▶ **WHAT IS REQUIRED**: Search the entries below for the word "icon" and copy each line that has it.

▶ **WORKING DATA**:
# # # #
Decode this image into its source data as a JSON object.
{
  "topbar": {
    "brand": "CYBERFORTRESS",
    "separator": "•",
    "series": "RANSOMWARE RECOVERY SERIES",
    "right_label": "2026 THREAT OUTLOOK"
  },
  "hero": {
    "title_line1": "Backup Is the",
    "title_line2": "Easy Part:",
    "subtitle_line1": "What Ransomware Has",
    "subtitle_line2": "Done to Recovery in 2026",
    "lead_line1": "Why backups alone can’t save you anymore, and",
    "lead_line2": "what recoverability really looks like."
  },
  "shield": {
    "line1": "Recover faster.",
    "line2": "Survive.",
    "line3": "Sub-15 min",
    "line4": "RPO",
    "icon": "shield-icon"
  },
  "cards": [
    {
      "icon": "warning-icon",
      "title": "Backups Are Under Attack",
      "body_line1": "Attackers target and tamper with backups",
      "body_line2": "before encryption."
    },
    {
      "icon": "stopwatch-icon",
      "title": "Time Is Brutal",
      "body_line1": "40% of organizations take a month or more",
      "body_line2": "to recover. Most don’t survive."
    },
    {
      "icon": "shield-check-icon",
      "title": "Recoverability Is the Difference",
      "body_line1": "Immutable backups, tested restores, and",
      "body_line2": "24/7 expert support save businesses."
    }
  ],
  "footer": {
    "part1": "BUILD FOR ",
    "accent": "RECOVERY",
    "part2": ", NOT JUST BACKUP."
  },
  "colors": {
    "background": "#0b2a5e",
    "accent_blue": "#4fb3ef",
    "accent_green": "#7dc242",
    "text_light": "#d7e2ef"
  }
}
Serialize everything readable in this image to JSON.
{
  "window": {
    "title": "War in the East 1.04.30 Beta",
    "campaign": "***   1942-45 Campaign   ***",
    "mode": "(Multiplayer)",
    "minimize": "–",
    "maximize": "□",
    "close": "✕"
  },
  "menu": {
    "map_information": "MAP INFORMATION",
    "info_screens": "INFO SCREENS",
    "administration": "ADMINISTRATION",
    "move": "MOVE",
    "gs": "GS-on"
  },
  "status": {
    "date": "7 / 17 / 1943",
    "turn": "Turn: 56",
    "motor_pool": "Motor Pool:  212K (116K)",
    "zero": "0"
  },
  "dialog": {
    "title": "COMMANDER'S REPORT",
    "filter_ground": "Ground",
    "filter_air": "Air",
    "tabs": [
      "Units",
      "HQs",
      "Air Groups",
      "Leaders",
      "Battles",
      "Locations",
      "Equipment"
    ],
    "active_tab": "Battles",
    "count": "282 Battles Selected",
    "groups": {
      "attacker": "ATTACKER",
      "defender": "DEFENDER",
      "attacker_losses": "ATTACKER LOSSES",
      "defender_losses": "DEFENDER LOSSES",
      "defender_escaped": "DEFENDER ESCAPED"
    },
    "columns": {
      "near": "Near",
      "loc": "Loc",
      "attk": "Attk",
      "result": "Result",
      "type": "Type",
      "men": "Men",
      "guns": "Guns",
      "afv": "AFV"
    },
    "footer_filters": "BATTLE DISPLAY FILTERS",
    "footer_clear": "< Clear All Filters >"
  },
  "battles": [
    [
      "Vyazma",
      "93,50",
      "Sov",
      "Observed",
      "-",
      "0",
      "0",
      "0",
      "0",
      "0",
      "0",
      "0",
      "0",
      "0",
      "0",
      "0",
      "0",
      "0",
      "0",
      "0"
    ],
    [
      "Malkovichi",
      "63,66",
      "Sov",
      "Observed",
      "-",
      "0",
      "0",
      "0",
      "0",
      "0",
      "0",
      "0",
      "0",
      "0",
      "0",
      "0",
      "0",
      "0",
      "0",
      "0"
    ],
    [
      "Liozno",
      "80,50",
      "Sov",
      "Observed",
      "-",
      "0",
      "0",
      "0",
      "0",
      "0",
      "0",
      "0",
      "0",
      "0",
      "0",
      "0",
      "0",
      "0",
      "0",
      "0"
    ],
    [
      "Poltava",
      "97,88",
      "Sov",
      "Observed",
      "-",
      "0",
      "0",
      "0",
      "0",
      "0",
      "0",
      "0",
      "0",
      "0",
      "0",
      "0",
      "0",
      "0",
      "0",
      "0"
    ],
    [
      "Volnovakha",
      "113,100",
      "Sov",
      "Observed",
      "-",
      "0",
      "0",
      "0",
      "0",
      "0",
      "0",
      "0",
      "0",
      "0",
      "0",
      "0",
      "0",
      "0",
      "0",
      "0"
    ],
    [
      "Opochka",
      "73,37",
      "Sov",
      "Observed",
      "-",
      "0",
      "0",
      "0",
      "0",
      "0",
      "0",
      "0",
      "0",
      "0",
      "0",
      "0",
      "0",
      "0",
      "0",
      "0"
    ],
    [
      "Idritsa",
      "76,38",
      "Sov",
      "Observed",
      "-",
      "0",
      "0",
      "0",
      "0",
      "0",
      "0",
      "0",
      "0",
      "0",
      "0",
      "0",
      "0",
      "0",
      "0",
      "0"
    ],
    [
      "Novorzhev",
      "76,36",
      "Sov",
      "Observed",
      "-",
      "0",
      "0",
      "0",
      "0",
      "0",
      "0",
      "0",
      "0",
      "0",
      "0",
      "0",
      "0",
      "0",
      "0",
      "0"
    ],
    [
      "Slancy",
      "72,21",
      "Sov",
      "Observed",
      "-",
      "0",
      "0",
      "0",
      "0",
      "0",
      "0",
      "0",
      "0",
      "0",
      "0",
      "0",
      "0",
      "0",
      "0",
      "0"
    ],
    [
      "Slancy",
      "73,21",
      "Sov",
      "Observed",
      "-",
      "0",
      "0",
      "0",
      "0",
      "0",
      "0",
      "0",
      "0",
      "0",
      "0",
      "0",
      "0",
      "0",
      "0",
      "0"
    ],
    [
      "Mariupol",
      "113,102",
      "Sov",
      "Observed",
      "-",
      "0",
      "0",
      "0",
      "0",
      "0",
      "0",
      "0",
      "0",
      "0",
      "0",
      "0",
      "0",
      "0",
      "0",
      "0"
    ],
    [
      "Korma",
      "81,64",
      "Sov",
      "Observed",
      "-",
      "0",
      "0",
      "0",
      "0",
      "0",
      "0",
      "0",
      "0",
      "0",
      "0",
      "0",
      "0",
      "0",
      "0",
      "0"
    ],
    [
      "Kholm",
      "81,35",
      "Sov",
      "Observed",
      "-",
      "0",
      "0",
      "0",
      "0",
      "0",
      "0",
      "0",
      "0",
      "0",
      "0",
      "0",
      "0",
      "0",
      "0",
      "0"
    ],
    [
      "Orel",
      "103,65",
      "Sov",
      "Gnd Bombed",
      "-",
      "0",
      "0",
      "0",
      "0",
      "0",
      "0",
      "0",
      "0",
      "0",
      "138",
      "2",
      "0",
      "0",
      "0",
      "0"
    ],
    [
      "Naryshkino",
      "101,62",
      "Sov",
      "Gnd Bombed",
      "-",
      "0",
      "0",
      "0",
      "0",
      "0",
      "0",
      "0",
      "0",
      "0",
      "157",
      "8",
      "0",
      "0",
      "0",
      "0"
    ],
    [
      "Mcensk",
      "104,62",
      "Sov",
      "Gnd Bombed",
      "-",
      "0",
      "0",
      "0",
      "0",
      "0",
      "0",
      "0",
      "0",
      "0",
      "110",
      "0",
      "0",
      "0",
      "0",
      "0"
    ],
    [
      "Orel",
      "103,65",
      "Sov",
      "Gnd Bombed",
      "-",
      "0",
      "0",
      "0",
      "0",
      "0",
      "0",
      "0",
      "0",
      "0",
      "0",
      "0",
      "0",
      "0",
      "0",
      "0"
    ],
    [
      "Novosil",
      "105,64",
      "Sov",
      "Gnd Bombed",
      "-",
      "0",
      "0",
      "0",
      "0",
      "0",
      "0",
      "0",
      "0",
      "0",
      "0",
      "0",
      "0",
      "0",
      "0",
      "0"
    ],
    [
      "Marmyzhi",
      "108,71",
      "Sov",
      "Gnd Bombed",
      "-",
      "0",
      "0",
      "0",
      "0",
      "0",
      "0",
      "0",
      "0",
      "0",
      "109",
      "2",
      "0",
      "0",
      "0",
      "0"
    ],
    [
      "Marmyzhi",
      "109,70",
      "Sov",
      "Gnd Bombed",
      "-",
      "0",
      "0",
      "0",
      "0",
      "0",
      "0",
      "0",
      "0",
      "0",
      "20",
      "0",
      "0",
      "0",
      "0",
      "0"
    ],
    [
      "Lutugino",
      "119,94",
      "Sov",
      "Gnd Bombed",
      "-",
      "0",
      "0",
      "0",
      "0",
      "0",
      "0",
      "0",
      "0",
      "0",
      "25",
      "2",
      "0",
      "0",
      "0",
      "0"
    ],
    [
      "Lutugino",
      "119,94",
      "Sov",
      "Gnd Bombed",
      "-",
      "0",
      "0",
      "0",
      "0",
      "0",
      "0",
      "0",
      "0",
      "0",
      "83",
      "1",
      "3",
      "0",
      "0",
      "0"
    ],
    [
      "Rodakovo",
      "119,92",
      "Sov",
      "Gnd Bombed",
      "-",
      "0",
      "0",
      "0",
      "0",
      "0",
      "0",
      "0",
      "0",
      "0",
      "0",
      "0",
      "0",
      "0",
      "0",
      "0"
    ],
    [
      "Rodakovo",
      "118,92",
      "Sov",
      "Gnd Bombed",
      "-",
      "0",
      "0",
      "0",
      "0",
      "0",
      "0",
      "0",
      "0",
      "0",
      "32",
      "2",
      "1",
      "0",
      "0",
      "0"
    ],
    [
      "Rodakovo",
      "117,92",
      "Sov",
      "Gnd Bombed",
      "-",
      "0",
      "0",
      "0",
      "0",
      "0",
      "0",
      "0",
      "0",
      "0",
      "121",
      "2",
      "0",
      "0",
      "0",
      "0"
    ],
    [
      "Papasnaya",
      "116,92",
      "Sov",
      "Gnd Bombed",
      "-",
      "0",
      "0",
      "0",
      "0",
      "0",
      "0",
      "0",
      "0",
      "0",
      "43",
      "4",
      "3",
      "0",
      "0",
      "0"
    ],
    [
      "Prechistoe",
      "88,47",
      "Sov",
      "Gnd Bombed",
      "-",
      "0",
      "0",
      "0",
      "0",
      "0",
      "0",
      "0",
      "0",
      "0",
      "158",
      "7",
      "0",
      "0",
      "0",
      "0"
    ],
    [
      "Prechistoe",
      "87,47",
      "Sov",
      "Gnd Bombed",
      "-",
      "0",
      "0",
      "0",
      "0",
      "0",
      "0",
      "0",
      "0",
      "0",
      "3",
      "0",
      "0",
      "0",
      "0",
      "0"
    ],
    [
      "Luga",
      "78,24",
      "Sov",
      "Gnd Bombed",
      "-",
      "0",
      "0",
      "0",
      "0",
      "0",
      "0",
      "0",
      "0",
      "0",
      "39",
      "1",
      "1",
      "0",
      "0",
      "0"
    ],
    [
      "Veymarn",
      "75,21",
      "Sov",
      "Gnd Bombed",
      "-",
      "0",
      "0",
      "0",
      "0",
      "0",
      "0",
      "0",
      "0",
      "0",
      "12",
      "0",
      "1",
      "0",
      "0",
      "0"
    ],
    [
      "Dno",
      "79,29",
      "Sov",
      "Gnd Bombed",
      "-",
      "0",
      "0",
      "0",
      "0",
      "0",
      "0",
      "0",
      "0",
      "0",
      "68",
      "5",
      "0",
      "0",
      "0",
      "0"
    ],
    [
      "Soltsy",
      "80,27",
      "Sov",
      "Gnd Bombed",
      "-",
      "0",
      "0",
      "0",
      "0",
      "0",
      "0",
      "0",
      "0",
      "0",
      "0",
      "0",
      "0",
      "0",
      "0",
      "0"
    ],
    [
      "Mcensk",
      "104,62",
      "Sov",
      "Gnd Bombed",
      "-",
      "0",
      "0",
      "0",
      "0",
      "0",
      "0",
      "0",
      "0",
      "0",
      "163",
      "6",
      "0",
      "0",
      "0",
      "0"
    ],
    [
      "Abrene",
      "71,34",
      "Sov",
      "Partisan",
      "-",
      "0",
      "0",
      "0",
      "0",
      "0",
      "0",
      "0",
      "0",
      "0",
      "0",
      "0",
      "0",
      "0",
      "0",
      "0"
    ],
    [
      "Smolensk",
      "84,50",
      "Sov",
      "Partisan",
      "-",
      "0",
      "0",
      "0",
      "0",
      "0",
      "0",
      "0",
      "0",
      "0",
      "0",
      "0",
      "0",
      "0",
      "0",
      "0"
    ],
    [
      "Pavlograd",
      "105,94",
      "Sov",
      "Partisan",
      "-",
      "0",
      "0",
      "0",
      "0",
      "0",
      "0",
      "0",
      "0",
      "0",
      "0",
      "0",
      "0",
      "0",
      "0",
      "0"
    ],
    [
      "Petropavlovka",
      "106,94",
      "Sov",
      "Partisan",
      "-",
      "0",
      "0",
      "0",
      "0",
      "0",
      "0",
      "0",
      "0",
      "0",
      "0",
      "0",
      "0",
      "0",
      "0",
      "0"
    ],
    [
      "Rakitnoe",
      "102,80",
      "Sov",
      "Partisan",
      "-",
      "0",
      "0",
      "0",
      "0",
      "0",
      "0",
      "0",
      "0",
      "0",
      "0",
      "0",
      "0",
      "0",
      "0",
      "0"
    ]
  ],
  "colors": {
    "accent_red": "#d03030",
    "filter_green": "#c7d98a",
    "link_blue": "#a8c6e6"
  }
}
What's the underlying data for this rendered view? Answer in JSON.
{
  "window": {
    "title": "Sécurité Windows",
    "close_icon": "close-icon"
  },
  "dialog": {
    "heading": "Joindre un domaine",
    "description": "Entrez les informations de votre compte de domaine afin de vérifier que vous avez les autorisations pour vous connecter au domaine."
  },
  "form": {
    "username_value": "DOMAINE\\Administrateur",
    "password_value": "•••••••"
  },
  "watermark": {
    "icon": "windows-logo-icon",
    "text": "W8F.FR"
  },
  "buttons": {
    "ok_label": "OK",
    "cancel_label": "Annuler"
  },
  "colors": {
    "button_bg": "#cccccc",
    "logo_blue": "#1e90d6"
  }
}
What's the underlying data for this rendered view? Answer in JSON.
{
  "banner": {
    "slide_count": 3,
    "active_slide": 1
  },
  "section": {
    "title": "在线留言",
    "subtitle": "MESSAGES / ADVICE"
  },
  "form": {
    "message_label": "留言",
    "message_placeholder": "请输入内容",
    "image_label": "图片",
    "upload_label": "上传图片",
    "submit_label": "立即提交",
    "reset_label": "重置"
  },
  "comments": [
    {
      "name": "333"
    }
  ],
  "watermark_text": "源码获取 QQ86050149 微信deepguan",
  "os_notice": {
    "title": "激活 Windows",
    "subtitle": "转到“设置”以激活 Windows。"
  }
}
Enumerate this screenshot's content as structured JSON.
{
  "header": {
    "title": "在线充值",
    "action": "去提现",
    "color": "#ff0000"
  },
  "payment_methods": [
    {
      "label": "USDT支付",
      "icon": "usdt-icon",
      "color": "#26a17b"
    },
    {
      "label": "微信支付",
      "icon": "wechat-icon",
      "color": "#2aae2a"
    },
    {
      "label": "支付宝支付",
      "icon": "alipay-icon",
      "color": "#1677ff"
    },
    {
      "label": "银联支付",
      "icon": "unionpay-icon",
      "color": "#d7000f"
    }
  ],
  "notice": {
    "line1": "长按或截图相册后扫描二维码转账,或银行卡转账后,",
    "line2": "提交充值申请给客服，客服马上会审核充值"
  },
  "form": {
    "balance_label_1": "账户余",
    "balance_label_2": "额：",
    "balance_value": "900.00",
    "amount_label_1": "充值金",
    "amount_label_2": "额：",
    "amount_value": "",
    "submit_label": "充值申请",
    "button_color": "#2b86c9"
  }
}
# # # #
▶ **ANSWER AREA**:
    "icon": "shield-icon"
      "icon": "warning-icon",
      "icon": "stopwatch-icon",
      "icon": "shield-check-icon",
    "close_icon": "close-icon"
    "icon": "windows-logo-icon",
      "icon": "usdt-icon",
      "icon": "wechat-icon",
      "icon": "alipay-icon",
      "icon": "unionpay-icon",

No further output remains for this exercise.